For many people, understanding obesity is a pretty straightforward proposition. Eat more you gain weight. Eat less you lose weight. The laws of thermodynamics. Energy in v. Energy out. End of story. Alas, we know it is not that simple. For one thing, we know that obesity is highly inheritable. For another, we know that changes in the environment can produce rapid changes in the prevalence of obesity in the population. But, while finding many genes and their variations (called alleles) have been identified, they account for only about 2% of the total genetic variation in BMI. Skeptics doubt a genetic explanation arguing that the gene pool cannot change as quickly as the current changes in obesity. (These folks have tended to see the obesity epidemic as a 75 year phenomenon. But see the book review on The Changing Body, for how long this change has been going on..around 350 years.) On the other hand, the environmental approach has raised the question, “If the environment is so prone to creating obesity, why isn’t everyone obese?” This line of doubt is reinforced by high variations in obesity in small geographic areas.
So now Danish researchers have use the Danish Twin Registry to try to explain the interaction of genes and the environment. The Danish Twin Registry contains information on virtually all twins born in Denmark since 1870. Two groups were surveyed. What they found was that the environment may modify the genetic expression related to obesity. This environmental effect grows stronger, but only for some individuals and not for others. They estimate that there is a 33.3% increase in the expression of adiposity-related genes associated with a 10% increase in the prevalence of obesity.

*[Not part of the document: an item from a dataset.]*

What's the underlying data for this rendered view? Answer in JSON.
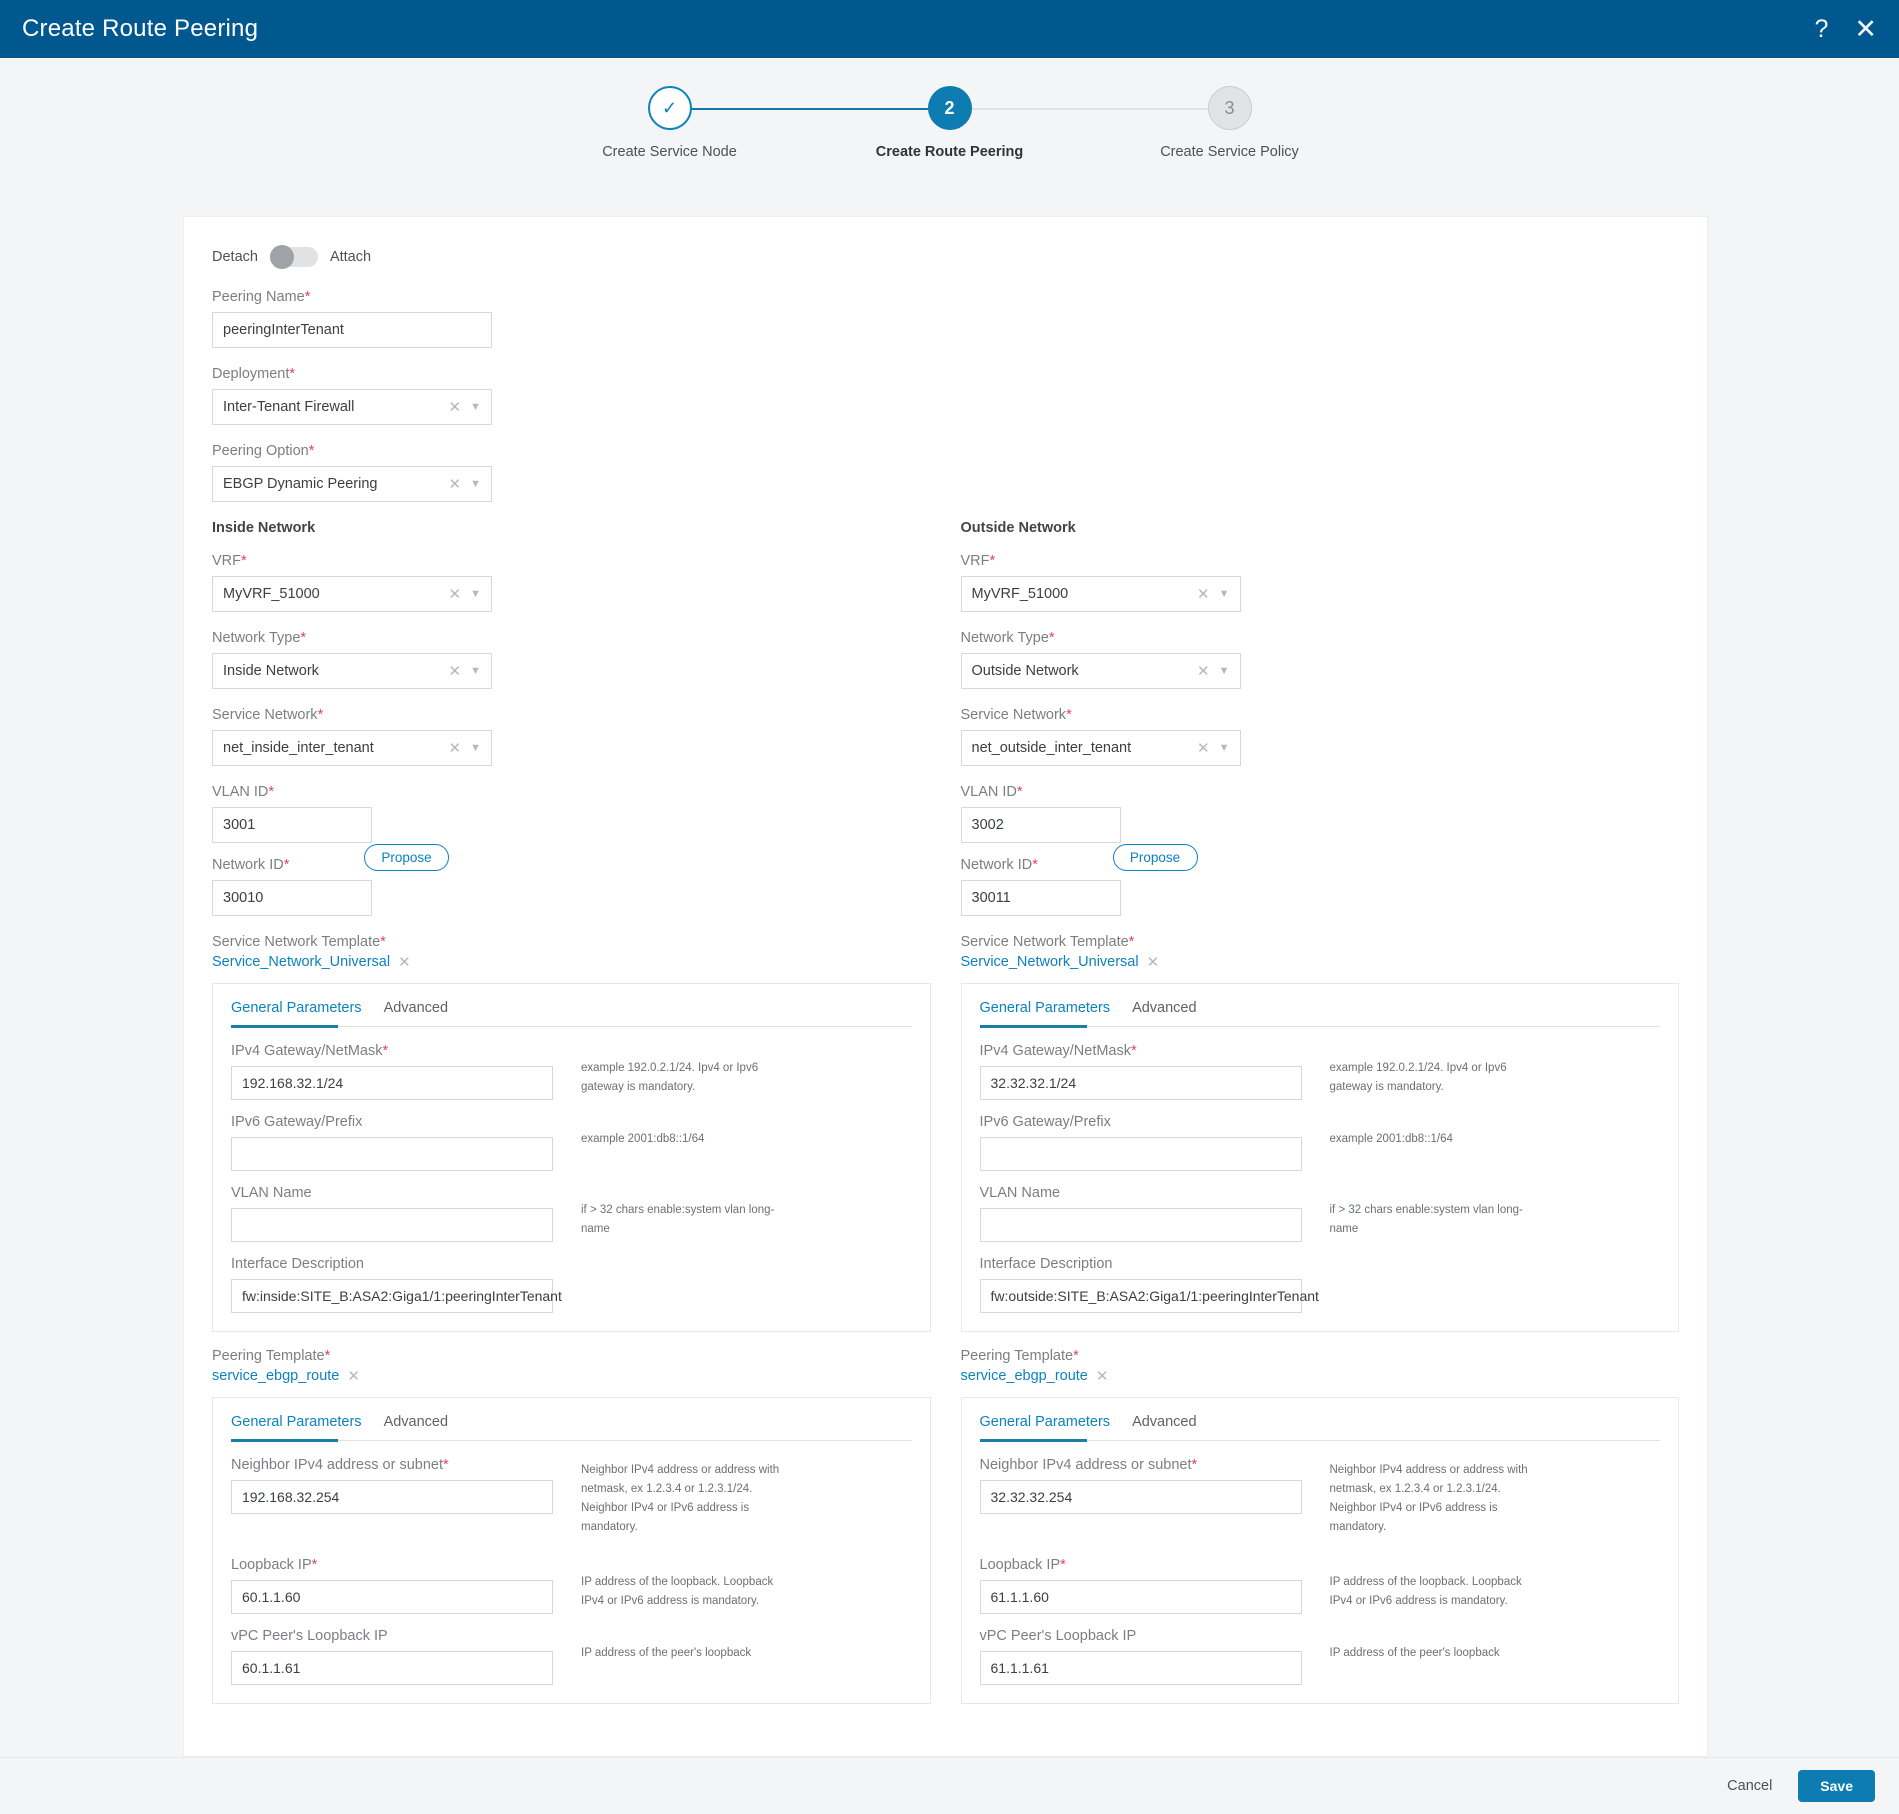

They conclude that the genetic architecture of obesity should not be considered independent from the environmental context. PLoS ONE: Increased Genetic Variance of BMI with a Higher Prevalence of Obesity